Records from a collection:
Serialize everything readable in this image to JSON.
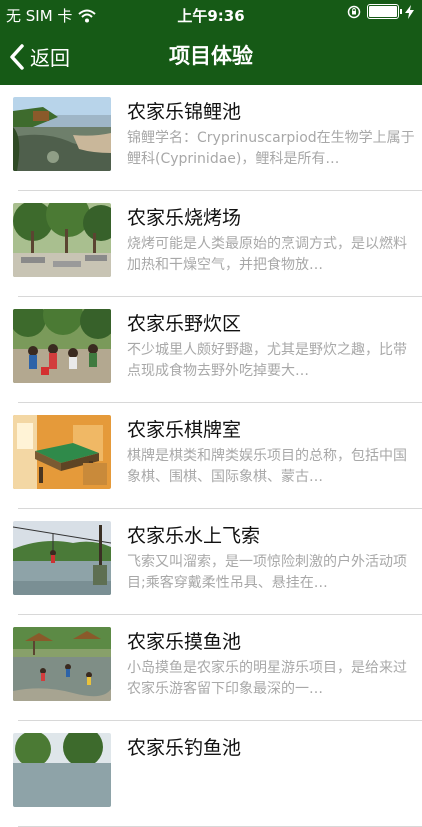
{
  "status_bar": {
    "carrier": "无 SIM 卡",
    "wifi_icon": "wifi-icon",
    "time": "上午9:36",
    "battery_level": 1.0,
    "icons": [
      "wifi-icon",
      "orientation-lock-icon",
      "battery-icon",
      "charging-icon"
    ]
  },
  "nav": {
    "back_label": "返回",
    "title": "项目体验",
    "back_icon": "chevron-left-icon"
  },
  "colors": {
    "header_bg": "#165a16",
    "title_text": "#111111",
    "desc_text": "#a8a8a8",
    "divider": "#d8d8d8"
  },
  "items": [
    {
      "title": "农家乐锦鲤池",
      "desc": "锦鲤学名：Cryprinuscarpiod在生物学上属于鲤科(Cyprinidae)，鲤科是所有…",
      "image": "koi-pond-photo"
    },
    {
      "title": "农家乐烧烤场",
      "desc": "烧烤可能是人类最原始的烹调方式，是以燃料加热和干燥空气，并把食物放…",
      "image": "bbq-area-photo"
    },
    {
      "title": "农家乐野炊区",
      "desc": "不少城里人颇好野趣，尤其是野炊之趣，比带点现成食物去野外吃掉要大…",
      "image": "picnic-area-photo"
    },
    {
      "title": "农家乐棋牌室",
      "desc": "棋牌是棋类和牌类娱乐项目的总称，包括中国象棋、围棋、国际象棋、蒙古…",
      "image": "card-room-photo"
    },
    {
      "title": "农家乐水上飞索",
      "desc": "飞索又叫溜索，是一项惊险刺激的户外活动项目;乘客穿戴柔性吊具、悬挂在…",
      "image": "zipline-photo"
    },
    {
      "title": "农家乐摸鱼池",
      "desc": "小岛摸鱼是农家乐的明星游乐项目，是给来过农家乐游客留下印象最深的一…",
      "image": "fishing-by-hand-photo"
    },
    {
      "title": "农家乐钓鱼池",
      "desc": "",
      "image": "fishing-pond-photo"
    }
  ]
}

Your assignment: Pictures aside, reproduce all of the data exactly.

Written answer:
Serialize everything readable in this image to JSON.
{
  "status_bar": {
    "carrier": "无 SIM 卡",
    "wifi_icon": "wifi-icon",
    "time": "上午9:36",
    "battery_level": 1.0,
    "icons": [
      "wifi-icon",
      "orientation-lock-icon",
      "battery-icon",
      "charging-icon"
    ]
  },
  "nav": {
    "back_label": "返回",
    "title": "项目体验",
    "back_icon": "chevron-left-icon"
  },
  "colors": {
    "header_bg": "#165a16",
    "title_text": "#111111",
    "desc_text": "#a8a8a8",
    "divider": "#d8d8d8"
  },
  "items": [
    {
      "title": "农家乐锦鲤池",
      "desc": "锦鲤学名：Cryprinuscarpiod在生物学上属于鲤科(Cyprinidae)，鲤科是所有…",
      "image": "koi-pond-photo"
    },
    {
      "title": "农家乐烧烤场",
      "desc": "烧烤可能是人类最原始的烹调方式，是以燃料加热和干燥空气，并把食物放…",
      "image": "bbq-area-photo"
    },
    {
      "title": "农家乐野炊区",
      "desc": "不少城里人颇好野趣，尤其是野炊之趣，比带点现成食物去野外吃掉要大…",
      "image": "picnic-area-photo"
    },
    {
      "title": "农家乐棋牌室",
      "desc": "棋牌是棋类和牌类娱乐项目的总称，包括中国象棋、围棋、国际象棋、蒙古…",
      "image": "card-room-photo"
    },
    {
      "title": "农家乐水上飞索",
      "desc": "飞索又叫溜索，是一项惊险刺激的户外活动项目;乘客穿戴柔性吊具、悬挂在…",
      "image": "zipline-photo"
    },
    {
      "title": "农家乐摸鱼池",
      "desc": "小岛摸鱼是农家乐的明星游乐项目，是给来过农家乐游客留下印象最深的一…",
      "image": "fishing-by-hand-photo"
    },
    {
      "title": "农家乐钓鱼池",
      "desc": "",
      "image": "fishing-pond-photo"
    }
  ]
}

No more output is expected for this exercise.